Ah, the secret sauce and the foundation of practically every fabulous Cuban recipe! The Cuban cuisine was built on sofrito, so what exactly is this most sought after flavor combination? Sofrito simply means sauce and unlike an Italian influenced sauce for example, Cuban sofrito is composed of Spanish onion, green pepper and garlic. These three are considered the holy trinity of sofrito! Other ingredients include herbs, spices and tomatoes but there are no hard and fast rules here; every Cuban abuela does something different from the comfort of her kitchen! To make a sofrito we gently cook the vegetables in oil either olive oil and some cooks use lard. After the vegetables sauté, then the rest of the ingredients for whatever you may be preparing are added. Sometimes, meat is browned before making the sofrito. Then the meat is removed and in the drippings, the vegetables are sautéed and the rest of the recipe is built from there.
What is Mojo?
Without mojo ( mo-ho) , well, you won’t have any mojo ( mo-joe)! Silly pun aside, mojo truly is what puts the spring in the step of many Cubans! This delightful marinade is why a truly good Cuban sandwich exists! Traditionally this marinade consists of olive oil, sour orange juice, oregano, salt and pepper and copious amounts of fresh chopped garlic. In South Florida we have access to sour orange, but if you don’t, mix orange juice with a bit of lime or lemon to replicate the taste. The pork in a properly prepared Cuban sandwich is marinated in mojo for 48 hours. As a Cuban sandwich connoisseur, I can definitely tell whether the pork has been marinated or not and I’ve given back too many commercially prepared ones than I care to know.

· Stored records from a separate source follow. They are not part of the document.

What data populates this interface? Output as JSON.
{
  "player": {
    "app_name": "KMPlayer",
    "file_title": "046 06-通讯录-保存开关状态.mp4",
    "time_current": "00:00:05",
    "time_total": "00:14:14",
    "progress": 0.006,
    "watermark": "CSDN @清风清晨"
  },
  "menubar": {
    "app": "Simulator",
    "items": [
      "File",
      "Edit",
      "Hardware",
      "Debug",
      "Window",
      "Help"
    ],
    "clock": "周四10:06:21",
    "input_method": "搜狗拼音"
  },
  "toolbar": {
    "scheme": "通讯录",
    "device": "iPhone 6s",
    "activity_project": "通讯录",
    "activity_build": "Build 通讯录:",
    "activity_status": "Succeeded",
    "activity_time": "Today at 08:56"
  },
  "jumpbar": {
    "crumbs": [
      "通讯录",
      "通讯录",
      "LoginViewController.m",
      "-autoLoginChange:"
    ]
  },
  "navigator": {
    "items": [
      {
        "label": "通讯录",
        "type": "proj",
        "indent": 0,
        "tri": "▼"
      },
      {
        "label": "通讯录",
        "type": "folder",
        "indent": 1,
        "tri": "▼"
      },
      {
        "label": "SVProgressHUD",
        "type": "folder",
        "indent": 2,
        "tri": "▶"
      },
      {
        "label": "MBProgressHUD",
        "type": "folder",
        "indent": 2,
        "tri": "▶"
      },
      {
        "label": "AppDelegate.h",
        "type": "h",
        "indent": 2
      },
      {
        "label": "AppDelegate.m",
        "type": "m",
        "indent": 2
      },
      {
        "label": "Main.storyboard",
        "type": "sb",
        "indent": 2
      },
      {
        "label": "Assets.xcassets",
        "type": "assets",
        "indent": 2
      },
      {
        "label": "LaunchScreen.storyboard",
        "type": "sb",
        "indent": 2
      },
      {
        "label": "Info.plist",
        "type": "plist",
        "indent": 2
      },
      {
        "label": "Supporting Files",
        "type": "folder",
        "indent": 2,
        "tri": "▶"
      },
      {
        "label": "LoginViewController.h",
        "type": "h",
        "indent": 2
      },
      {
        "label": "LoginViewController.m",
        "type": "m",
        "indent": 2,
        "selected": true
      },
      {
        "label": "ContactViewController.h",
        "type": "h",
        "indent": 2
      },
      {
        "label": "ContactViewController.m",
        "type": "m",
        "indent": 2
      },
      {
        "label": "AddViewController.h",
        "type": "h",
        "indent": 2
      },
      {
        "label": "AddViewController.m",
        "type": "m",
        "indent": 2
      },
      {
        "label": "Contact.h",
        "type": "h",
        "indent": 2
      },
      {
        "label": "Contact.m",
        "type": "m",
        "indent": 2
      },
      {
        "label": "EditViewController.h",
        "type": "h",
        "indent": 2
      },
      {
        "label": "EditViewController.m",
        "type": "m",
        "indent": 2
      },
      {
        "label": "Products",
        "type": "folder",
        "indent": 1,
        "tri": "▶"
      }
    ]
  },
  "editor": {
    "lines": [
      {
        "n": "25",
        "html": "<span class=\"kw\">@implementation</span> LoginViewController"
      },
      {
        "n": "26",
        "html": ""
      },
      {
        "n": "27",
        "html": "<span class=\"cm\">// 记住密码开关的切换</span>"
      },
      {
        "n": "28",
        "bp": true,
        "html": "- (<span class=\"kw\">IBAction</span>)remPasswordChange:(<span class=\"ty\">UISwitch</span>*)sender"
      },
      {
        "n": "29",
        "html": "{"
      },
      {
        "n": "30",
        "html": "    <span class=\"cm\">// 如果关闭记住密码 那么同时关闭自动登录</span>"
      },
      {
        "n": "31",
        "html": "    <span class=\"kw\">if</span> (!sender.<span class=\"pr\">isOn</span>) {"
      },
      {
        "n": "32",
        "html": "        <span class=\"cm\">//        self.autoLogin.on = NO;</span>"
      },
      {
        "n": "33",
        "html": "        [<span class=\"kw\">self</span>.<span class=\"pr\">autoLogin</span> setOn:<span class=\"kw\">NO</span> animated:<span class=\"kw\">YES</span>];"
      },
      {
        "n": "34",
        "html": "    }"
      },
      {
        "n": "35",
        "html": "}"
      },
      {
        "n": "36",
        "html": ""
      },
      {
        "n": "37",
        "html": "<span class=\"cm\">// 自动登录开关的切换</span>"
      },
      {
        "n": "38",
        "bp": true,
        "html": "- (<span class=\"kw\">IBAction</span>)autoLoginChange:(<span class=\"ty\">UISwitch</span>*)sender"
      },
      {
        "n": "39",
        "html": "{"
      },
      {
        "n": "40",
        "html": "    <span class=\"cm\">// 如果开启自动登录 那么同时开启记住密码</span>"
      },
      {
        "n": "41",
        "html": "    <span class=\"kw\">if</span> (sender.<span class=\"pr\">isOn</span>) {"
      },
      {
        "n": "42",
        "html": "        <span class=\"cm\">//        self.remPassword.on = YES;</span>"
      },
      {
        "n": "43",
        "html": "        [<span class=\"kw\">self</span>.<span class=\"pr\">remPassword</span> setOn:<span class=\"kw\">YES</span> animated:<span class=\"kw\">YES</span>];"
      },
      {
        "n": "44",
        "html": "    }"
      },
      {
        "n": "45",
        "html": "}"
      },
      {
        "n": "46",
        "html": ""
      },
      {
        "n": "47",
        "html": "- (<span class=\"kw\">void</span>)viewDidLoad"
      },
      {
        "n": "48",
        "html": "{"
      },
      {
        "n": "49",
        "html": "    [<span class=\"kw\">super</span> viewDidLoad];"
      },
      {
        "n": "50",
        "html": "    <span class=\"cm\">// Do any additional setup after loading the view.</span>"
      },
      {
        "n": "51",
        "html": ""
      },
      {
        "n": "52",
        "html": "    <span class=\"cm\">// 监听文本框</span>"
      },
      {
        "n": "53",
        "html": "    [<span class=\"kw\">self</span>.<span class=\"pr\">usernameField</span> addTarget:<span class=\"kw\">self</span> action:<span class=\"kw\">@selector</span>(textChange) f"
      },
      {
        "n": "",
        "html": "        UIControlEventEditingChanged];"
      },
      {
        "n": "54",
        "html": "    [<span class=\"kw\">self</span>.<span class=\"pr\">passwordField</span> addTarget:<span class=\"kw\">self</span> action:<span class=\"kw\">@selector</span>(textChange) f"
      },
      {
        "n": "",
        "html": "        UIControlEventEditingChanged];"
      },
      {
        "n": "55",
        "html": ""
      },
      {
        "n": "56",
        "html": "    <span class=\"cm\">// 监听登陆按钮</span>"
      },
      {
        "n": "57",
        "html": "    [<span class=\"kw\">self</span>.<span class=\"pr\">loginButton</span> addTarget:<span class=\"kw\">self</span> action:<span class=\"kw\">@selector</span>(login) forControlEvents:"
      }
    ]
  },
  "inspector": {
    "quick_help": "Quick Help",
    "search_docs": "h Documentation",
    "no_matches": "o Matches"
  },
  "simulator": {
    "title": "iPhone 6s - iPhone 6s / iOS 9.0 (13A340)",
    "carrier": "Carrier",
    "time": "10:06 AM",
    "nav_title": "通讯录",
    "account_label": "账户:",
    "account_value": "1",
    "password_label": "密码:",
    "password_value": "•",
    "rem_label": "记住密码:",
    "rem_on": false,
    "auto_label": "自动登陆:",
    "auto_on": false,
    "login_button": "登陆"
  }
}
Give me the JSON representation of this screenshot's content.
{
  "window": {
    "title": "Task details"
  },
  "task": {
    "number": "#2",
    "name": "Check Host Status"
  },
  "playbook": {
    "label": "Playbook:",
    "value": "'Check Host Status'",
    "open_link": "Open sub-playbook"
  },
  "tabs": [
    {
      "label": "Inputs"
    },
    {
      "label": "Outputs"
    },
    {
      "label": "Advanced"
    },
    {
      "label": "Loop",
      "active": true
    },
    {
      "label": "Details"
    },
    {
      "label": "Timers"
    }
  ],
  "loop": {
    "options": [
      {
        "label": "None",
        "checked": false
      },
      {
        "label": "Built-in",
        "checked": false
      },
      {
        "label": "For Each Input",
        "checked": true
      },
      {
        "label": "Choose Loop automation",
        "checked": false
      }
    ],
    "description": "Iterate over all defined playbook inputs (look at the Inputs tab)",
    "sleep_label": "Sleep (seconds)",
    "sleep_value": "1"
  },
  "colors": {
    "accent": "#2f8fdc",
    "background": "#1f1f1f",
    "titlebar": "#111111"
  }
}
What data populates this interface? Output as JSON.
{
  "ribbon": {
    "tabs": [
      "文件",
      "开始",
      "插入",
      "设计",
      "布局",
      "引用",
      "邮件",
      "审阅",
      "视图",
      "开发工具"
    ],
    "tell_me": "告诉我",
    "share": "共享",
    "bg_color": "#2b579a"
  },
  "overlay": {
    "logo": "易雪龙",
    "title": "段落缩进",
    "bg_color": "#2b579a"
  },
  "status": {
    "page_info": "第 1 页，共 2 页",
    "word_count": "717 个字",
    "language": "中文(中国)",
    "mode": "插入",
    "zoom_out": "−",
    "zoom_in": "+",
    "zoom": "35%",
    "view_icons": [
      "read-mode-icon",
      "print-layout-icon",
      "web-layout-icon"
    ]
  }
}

But mojo isn’t just reserved for pork, it’s great to marinate poultry and seafood too.
Once you have your sofrito and mojo in hand, there is no limit to all the succulent Cuban dishes you can create. Soups, stews, beans, rice and meat and seafood dishes all use the sofrito and/ or mojo as the base for an explosion of flavor. Making your own is very simple, but remember the advice of dear Marisol- let love and passion guide your cooking, not necessarily proportions and measurements and that is the heart of a Cuban cocina!
But wait…. Want to try really good sofrito and mojo? Come join us on one of our Miami Culinary Tours tour of Little Havana and savor true Cuban empanadas filled with Picadillo, made with the aromatic sofrito. Or how about a big bite of a hot and crispy Cuban sandwich. You’ll be able to taste the mojo marinated pork in every juicy bite! Venture into Little Havana with us as we deeply explore the essence of Cuban cooking that has been done by Cuban abuelas for centuries!